Appeal from the judgments of conviction entered in the United States District Court for the Southern District of New York (Edelstein, J.), for conspiracy to distribute heroin and attempted possession of heroin with intent to distribute, in violation of 21 U.S.C. § 846. Affirmed in part and reversed in part.
Before: MANSFIELD,*fn* PRATT and ALTIMARI, Circuit Judges.
Appellants Richard Delvecchio and Angelo Amen were charged in a two count indictment with conspiracy to process with intent to distribute and to distribute heroin (Count One); and with attempt to possess heroin with intent to distribute (Count Two), in violation of 21 U.S.C. § 846. After a five day jury trial in the United States District Court for the Southern District of New York before Judge David N. Edelstein, both defendants were found guilty on both counts of the indictment.

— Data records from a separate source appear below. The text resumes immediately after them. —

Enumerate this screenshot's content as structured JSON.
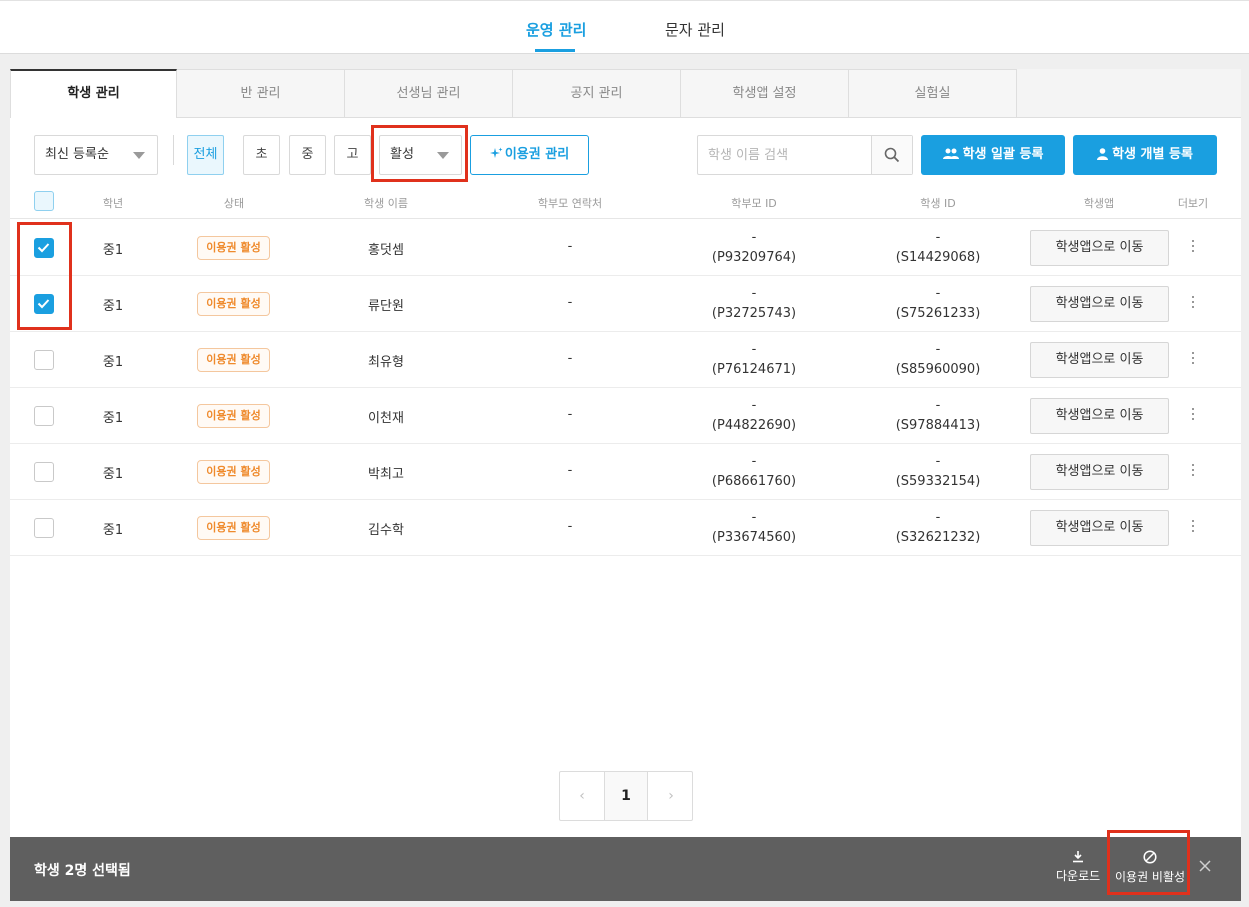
{
  "top_nav": {
    "tabs": [
      {
        "label": "운영 관리",
        "active": true
      },
      {
        "label": "문자 관리",
        "active": false
      }
    ]
  },
  "sub_tabs": [
    {
      "label": "학생 관리",
      "active": true
    },
    {
      "label": "반 관리",
      "active": false
    },
    {
      "label": "선생님 관리",
      "active": false
    },
    {
      "label": "공지 관리",
      "active": false
    },
    {
      "label": "학생앱 설정",
      "active": false
    },
    {
      "label": "실험실",
      "active": false
    }
  ],
  "toolbar": {
    "sort_select": "최신 등록순",
    "grade_chips": [
      "전체",
      "초",
      "중",
      "고"
    ],
    "active_grade": "전체",
    "status_select": "활성",
    "ticket_manage_label": "이용권 관리",
    "search_placeholder": "학생 이름 검색",
    "bulk_register_label": "학생 일괄 등록",
    "single_register_label": "학생 개별 등록"
  },
  "table": {
    "columns": [
      "학년",
      "상태",
      "학생 이름",
      "학부모 연락처",
      "학부모 ID",
      "학생 ID",
      "학생앱",
      "더보기"
    ],
    "status_badge": "이용권 활성",
    "app_button_label": "학생앱으로 이동",
    "rows": [
      {
        "checked": true,
        "grade": "중1",
        "name": "홍덧셈",
        "parent_contact": "-",
        "parent_id_top": "-",
        "parent_id": "(P93209764)",
        "student_id_top": "-",
        "student_id": "(S14429068)"
      },
      {
        "checked": true,
        "grade": "중1",
        "name": "류단원",
        "parent_contact": "-",
        "parent_id_top": "-",
        "parent_id": "(P32725743)",
        "student_id_top": "-",
        "student_id": "(S75261233)"
      },
      {
        "checked": false,
        "grade": "중1",
        "name": "최유형",
        "parent_contact": "-",
        "parent_id_top": "-",
        "parent_id": "(P76124671)",
        "student_id_top": "-",
        "student_id": "(S85960090)"
      },
      {
        "checked": false,
        "grade": "중1",
        "name": "이천재",
        "parent_contact": "-",
        "parent_id_top": "-",
        "parent_id": "(P44822690)",
        "student_id_top": "-",
        "student_id": "(S97884413)"
      },
      {
        "checked": false,
        "grade": "중1",
        "name": "박최고",
        "parent_contact": "-",
        "parent_id_top": "-",
        "parent_id": "(P68661760)",
        "student_id_top": "-",
        "student_id": "(S59332154)"
      },
      {
        "checked": false,
        "grade": "중1",
        "name": "김수학",
        "parent_contact": "-",
        "parent_id_top": "-",
        "parent_id": "(P33674560)",
        "student_id_top": "-",
        "student_id": "(S32621232)"
      }
    ]
  },
  "pagination": {
    "prev": "‹",
    "current": "1",
    "next": "›"
  },
  "bottom_bar": {
    "selection_text": "학생 2명 선택됨",
    "download_label": "다운로드",
    "deactivate_label": "이용권 비활성",
    "close": "✕"
  },
  "colors": {
    "accent": "#1a9fe0",
    "badge": "#ef8a2c",
    "highlight": "#e0311c",
    "bottom_bar": "#5f5f5f"
  }
}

Appellant Delvecchio was sentenced to two six-year terms of imprisonment, to be served concurrently. Appellant Amen was sentenced to two nine-year terms of imprisonment, also to be served concurrently.

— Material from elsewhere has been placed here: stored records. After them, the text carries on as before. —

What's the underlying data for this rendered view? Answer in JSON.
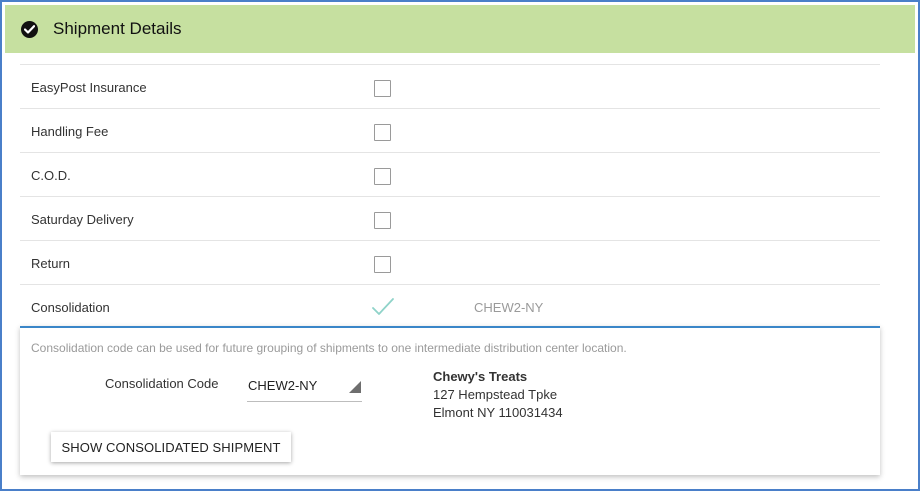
{
  "header": {
    "title": "Shipment Details",
    "icon": "check-circle-icon"
  },
  "options": [
    {
      "label": "EasyPost Insurance",
      "checked": false
    },
    {
      "label": "Handling Fee",
      "checked": false
    },
    {
      "label": "C.O.D.",
      "checked": false
    },
    {
      "label": "Saturday Delivery",
      "checked": false
    },
    {
      "label": "Return",
      "checked": false
    }
  ],
  "consolidation": {
    "label": "Consolidation",
    "checked": true,
    "value": "CHEW2-NY",
    "hint": "Consolidation code can be used for future grouping of shipments to one intermediate distribution center location.",
    "code_label": "Consolidation Code",
    "code_value": "CHEW2-NY",
    "address": {
      "name": "Chewy's Treats",
      "line1": "127 Hempstead Tpke",
      "line2": "Elmont NY 110031434"
    },
    "button_label": "SHOW CONSOLIDATED SHIPMENT"
  },
  "colors": {
    "header_bg": "#c6e0a0",
    "frame_border": "#4a7fc9",
    "panel_accent": "#3a86c8",
    "tick": "#8fd3c9"
  }
}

We find that the evidence presented at trial was sufficient as a mater of law to sustain the submission of the "attempt" count to the jury. therefore we reverse both appellants' convictions and vacate their sentences on Count Two of the indictment, and direct that count Two be dismissed. We affirm appellants' convictions on Count One, because we conclude that appellants' other claims of error do not justify granting a new trial on the conspiracy count.
This appeal arises out of the Drug Enforcement Administrations ("DEA") investigation and infiltration of a heroin conspiracy which allegedly was run by an individual named Oreste Abbamonte, Jr., appellant Amen's cousin. The conspiracy was alleged to have taken place between April 1982 and July 1983. DEA Special Agent Gerald Franciosa was the government's principal witness at trial.
Franciosa testified that on November 3, 1982, nine kilograms of heroin were seized from Abbamonte and Joseph Delvecchio (the brother of appellant Richard Delvecchio); the two men were subsequently incarcerated. Abbamonte frequently was visited in jail by his cousin. Angelo Amen; Joseph Delvecchio was visited frequently by his brother Richard. On several occasions in April and May of 1983, Angelo Amen and Richard Delvecchio visited Abbamonte together.
Around April 1983, Lorenzo DiChiara, another member of the alleged conspiracy, was released from jail and began to cooperate with the DEA. Shortly after his release, DiChiara received flowers at his home on three occasions. The first bunch contained a note saying, "I miss you. Please call every day. It is important to keep in touch. My love, your friend." The second note read, "Miss you, please call, All my love, your friend." The third note stated, "My friend, how are you? Hope everything is fine. Call me. Your Friend." A handwriting expert testified at trial that the third note was in appellant Delvecchio's handwriting.
Agent Franciosa asked DiChiara to set up a meeting with Delvecchio and Amen for the purpose of initiating a possible drug transaction. In early May 1983, DiChiara told Franciosa that he intended to meet with appellants on May 11. Franciosa conducted surveillance of this May 11 meeting. He testified that he observed first DiChiara's car and then a blue Corvette arrive at the meeting site. Appellant Amen was identified as the driver of the Corvette. Amen got out of the car and walked over to DiChiara who was already standing on the sidewalk. A passenger remained in the Corvette, but Francisco could not see who this passenger was. Amend and DiChiara spoke for about ten minutes; Franciosa did not overhear their conversation.
Following the May 11 meeting, Agent Franciosa developed a plan to sell heroin to Delvecchio and Amen. On the evening of May 17, 1983, Franciosa, DiChiara, and both appellants met at the Old Homestead Restaurant in Manhattan. Franciosa posed as the nephew of a man who had previously supplied heroin to the "Abbamonte organization." By the end of this meeting, Amen and Delvecchio had agreed to purchase five kilograms of heroin from Franciosa and DiChiara at 10:00 p.m. the following evening. The purchase price was to be $195,000 per kilogram to be paid upon receipt of the heroin, and the transaction was to take place at a designated street corner in Manhattan. Amen gave his beeper number to DiChiara and Delvecchio gave his to Franciosa.
The proposed transaction was, however, never consummated. On May 18, 1983, Franciosa and DiChiara arrived at the agreed upon meeting place, accompanied by a large number of agents acting as back up or surveillance personnel. One of these agents had five kilograms of heroin in the trunk of his vehicle.
Franciosa and DiChiara waited about twenty minutes, but appellants did not appear. Franciosa then called the beeper number which Delvecchio had given him and left the number of the phone booth form which he had placed the call. A short time later Delvecchio called back. When asked why he had not shown up, Delvecchio told Franciosa that he was "not comfortable." Amen then got on the line and said that if Franciosa wanted to stay ...